BEGIN RECORDED DATA

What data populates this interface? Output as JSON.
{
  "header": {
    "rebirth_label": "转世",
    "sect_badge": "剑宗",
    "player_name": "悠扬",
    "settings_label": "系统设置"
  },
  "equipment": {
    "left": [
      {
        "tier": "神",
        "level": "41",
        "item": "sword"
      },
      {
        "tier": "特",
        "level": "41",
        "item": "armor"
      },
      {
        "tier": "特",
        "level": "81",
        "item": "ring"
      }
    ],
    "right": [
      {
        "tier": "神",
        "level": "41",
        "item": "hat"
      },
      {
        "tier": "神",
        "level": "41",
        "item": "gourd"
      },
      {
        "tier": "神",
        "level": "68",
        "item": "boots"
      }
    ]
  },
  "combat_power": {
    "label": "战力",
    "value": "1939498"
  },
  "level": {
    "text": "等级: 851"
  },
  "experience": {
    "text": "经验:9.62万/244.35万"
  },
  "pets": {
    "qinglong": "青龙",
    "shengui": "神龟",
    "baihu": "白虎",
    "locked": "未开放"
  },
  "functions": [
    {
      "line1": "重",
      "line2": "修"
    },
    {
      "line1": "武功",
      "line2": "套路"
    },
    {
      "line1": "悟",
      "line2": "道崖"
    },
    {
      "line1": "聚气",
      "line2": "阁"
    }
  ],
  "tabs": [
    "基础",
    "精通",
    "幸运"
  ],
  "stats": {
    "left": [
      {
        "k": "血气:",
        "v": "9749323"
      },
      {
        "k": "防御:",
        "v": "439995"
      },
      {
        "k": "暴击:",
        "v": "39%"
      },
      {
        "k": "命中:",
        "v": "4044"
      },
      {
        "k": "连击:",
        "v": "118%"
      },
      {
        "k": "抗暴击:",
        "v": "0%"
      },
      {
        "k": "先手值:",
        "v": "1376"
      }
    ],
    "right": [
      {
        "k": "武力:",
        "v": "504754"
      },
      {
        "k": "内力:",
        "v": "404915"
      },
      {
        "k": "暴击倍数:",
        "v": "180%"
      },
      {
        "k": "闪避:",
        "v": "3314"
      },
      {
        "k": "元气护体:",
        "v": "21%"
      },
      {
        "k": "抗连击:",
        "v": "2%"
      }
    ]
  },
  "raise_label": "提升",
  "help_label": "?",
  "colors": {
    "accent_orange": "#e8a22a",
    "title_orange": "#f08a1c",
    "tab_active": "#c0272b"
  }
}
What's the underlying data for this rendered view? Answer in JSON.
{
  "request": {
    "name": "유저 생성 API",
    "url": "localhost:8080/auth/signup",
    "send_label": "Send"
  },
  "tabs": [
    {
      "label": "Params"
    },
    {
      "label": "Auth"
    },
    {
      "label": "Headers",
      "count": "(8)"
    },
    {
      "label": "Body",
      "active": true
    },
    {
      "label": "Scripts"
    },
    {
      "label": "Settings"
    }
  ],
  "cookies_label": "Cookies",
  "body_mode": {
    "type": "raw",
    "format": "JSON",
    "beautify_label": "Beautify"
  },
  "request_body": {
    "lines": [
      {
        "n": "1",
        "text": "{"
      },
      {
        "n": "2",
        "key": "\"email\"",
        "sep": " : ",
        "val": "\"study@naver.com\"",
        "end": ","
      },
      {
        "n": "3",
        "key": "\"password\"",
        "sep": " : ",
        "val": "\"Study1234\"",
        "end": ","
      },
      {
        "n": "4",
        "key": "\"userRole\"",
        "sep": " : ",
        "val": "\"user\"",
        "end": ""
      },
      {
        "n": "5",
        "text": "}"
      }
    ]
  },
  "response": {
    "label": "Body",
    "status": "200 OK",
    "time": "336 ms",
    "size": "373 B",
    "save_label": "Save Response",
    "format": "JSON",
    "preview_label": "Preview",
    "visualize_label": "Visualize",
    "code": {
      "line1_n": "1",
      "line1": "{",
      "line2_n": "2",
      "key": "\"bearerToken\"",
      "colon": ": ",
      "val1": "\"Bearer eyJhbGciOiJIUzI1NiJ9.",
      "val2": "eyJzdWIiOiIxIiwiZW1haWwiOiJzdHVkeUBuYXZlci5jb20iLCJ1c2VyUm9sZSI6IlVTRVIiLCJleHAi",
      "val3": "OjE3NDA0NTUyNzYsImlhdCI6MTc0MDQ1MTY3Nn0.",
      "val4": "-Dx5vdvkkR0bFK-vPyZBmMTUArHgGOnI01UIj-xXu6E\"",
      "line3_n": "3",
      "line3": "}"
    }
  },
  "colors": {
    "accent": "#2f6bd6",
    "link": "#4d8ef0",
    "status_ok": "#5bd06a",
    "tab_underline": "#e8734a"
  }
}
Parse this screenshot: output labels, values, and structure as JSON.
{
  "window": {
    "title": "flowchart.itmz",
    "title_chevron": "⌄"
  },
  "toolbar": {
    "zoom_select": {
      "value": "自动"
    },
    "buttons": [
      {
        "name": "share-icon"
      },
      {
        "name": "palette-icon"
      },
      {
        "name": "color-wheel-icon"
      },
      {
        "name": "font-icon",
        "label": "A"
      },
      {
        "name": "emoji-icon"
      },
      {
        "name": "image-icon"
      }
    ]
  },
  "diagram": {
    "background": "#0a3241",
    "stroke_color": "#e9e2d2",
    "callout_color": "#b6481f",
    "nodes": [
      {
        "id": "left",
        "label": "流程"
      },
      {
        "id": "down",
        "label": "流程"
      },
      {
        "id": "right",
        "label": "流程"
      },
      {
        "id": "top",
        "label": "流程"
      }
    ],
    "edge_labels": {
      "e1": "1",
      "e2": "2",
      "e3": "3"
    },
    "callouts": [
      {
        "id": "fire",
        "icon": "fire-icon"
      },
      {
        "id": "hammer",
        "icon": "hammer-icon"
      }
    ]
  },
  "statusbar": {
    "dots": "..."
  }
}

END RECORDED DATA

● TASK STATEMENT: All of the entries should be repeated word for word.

● RESULT FOR THIS TASK:
What data populates this interface? Output as JSON.
{
  "header": {
    "rebirth_label": "转世",
    "sect_badge": "剑宗",
    "player_name": "悠扬",
    "settings_label": "系统设置"
  },
  "equipment": {
    "left": [
      {
        "tier": "神",
        "level": "41",
        "item": "sword"
      },
      {
        "tier": "特",
        "level": "41",
        "item": "armor"
      },
      {
        "tier": "特",
        "level": "81",
        "item": "ring"
      }
    ],
    "right": [
      {
        "tier": "神",
        "level": "41",
        "item": "hat"
      },
      {
        "tier": "神",
        "level": "41",
        "item": "gourd"
      },
      {
        "tier": "神",
        "level": "68",
        "item": "boots"
      }
    ]
  },
  "combat_power": {
    "label": "战力",
    "value": "1939498"
  },
  "level": {
    "text": "等级: 851"
  },
  "experience": {
    "text": "经验:9.62万/244.35万"
  },
  "pets": {
    "qinglong": "青龙",
    "shengui": "神龟",
    "baihu": "白虎",
    "locked": "未开放"
  },
  "functions": [
    {
      "line1": "重",
      "line2": "修"
    },
    {
      "line1": "武功",
      "line2": "套路"
    },
    {
      "line1": "悟",
      "line2": "道崖"
    },
    {
      "line1": "聚气",
      "line2": "阁"
    }
  ],
  "tabs": [
    "基础",
    "精通",
    "幸运"
  ],
  "stats": {
    "left": [
      {
        "k": "血气:",
        "v": "9749323"
      },
      {
        "k": "防御:",
        "v": "439995"
      },
      {
        "k": "暴击:",
        "v": "39%"
      },
      {
        "k": "命中:",
        "v": "4044"
      },
      {
        "k": "连击:",
        "v": "118%"
      },
      {
        "k": "抗暴击:",
        "v": "0%"
      },
      {
        "k": "先手值:",
        "v": "1376"
      }
    ],
    "right": [
      {
        "k": "武力:",
        "v": "504754"
      },
      {
        "k": "内力:",
        "v": "404915"
      },
      {
        "k": "暴击倍数:",
        "v": "180%"
      },
      {
        "k": "闪避:",
        "v": "3314"
      },
      {
        "k": "元气护体:",
        "v": "21%"
      },
      {
        "k": "抗连击:",
        "v": "2%"
      }
    ]
  },
  "raise_label": "提升",
  "help_label": "?",
  "colors": {
    "accent_orange": "#e8a22a",
    "title_orange": "#f08a1c",
    "tab_active": "#c0272b"
  }
}
What's the underlying data for this rendered view? Answer in JSON.
{
  "request": {
    "name": "유저 생성 API",
    "url": "localhost:8080/auth/signup",
    "send_label": "Send"
  },
  "tabs": [
    {
      "label": "Params"
    },
    {
      "label": "Auth"
    },
    {
      "label": "Headers",
      "count": "(8)"
    },
    {
      "label": "Body",
      "active": true
    },
    {
      "label": "Scripts"
    },
    {
      "label": "Settings"
    }
  ],
  "cookies_label": "Cookies",
  "body_mode": {
    "type": "raw",
    "format": "JSON",
    "beautify_label": "Beautify"
  },
  "request_body": {
    "lines": [
      {
        "n": "1",
        "text": "{"
      },
      {
        "n": "2",
        "key": "\"email\"",
        "sep": " : ",
        "val": "\"study@naver.com\"",
        "end": ","
      },
      {
        "n": "3",
        "key": "\"password\"",
        "sep": " : ",
        "val": "\"Study1234\"",
        "end": ","
      },
      {
        "n": "4",
        "key": "\"userRole\"",
        "sep": " : ",
        "val": "\"user\"",
        "end": ""
      },
      {
        "n": "5",
        "text": "}"
      }
    ]
  },
  "response": {
    "label": "Body",
    "status": "200 OK",
    "time": "336 ms",
    "size": "373 B",
    "save_label": "Save Response",
    "format": "JSON",
    "preview_label": "Preview",
    "visualize_label": "Visualize",
    "code": {
      "line1_n": "1",
      "line1": "{",
      "line2_n": "2",
      "key": "\"bearerToken\"",
      "colon": ": ",
      "val1": "\"Bearer eyJhbGciOiJIUzI1NiJ9.",
      "val2": "eyJzdWIiOiIxIiwiZW1haWwiOiJzdHVkeUBuYXZlci5jb20iLCJ1c2VyUm9sZSI6IlVTRVIiLCJleHAi",
      "val3": "OjE3NDA0NTUyNzYsImlhdCI6MTc0MDQ1MTY3Nn0.",
      "val4": "-Dx5vdvkkR0bFK-vPyZBmMTUArHgGOnI01UIj-xXu6E\"",
      "line3_n": "3",
      "line3": "}"
    }
  },
  "colors": {
    "accent": "#2f6bd6",
    "link": "#4d8ef0",
    "status_ok": "#5bd06a",
    "tab_underline": "#e8734a"
  }
}
Parse this screenshot: output labels, values, and structure as JSON.
{
  "window": {
    "title": "flowchart.itmz",
    "title_chevron": "⌄"
  },
  "toolbar": {
    "zoom_select": {
      "value": "自动"
    },
    "buttons": [
      {
        "name": "share-icon"
      },
      {
        "name": "palette-icon"
      },
      {
        "name": "color-wheel-icon"
      },
      {
        "name": "font-icon",
        "label": "A"
      },
      {
        "name": "emoji-icon"
      },
      {
        "name": "image-icon"
      }
    ]
  },
  "diagram": {
    "background": "#0a3241",
    "stroke_color": "#e9e2d2",
    "callout_color": "#b6481f",
    "nodes": [
      {
        "id": "left",
        "label": "流程"
      },
      {
        "id": "down",
        "label": "流程"
      },
      {
        "id": "right",
        "label": "流程"
      },
      {
        "id": "top",
        "label": "流程"
      }
    ],
    "edge_labels": {
      "e1": "1",
      "e2": "2",
      "e3": "3"
    },
    "callouts": [
      {
        "id": "fire",
        "icon": "fire-icon"
      },
      {
        "id": "hammer",
        "icon": "hammer-icon"
      }
    ]
  },
  "statusbar": {
    "dots": "..."
  }
}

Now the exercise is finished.